◆ Directions for this task ◆
Each line of the records below that holds "value" should be copied out.

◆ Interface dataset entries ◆
%%

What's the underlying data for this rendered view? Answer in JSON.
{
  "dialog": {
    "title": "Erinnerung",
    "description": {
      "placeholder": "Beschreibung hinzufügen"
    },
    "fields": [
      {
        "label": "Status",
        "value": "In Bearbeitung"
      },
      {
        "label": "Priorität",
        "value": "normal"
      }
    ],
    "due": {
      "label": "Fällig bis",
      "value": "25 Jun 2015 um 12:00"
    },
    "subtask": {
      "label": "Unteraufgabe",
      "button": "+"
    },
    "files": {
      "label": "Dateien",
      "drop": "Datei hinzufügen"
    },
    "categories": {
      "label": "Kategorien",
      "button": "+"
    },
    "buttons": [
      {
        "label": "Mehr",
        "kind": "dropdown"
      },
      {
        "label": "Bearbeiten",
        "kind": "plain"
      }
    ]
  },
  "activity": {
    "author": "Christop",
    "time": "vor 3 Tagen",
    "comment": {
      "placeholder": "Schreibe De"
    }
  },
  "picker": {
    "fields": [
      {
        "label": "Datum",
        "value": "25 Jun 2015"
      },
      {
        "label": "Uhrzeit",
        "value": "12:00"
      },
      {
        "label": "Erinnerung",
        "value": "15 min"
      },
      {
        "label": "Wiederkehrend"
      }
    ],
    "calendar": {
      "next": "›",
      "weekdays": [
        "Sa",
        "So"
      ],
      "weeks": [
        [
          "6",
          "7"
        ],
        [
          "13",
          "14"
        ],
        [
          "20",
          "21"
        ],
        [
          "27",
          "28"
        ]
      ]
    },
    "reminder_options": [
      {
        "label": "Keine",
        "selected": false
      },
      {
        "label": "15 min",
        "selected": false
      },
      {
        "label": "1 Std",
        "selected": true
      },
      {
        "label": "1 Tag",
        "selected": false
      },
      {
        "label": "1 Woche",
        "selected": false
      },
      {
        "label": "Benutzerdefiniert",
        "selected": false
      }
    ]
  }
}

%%

◆ Solution ◆
        "value": "In Bearbeitung"
        "value": "normal"
      "value": "25 Jun 2015 um 12:00"
        "value": "25 Jun 2015"
        "value": "12:00"
        "value": "15 min"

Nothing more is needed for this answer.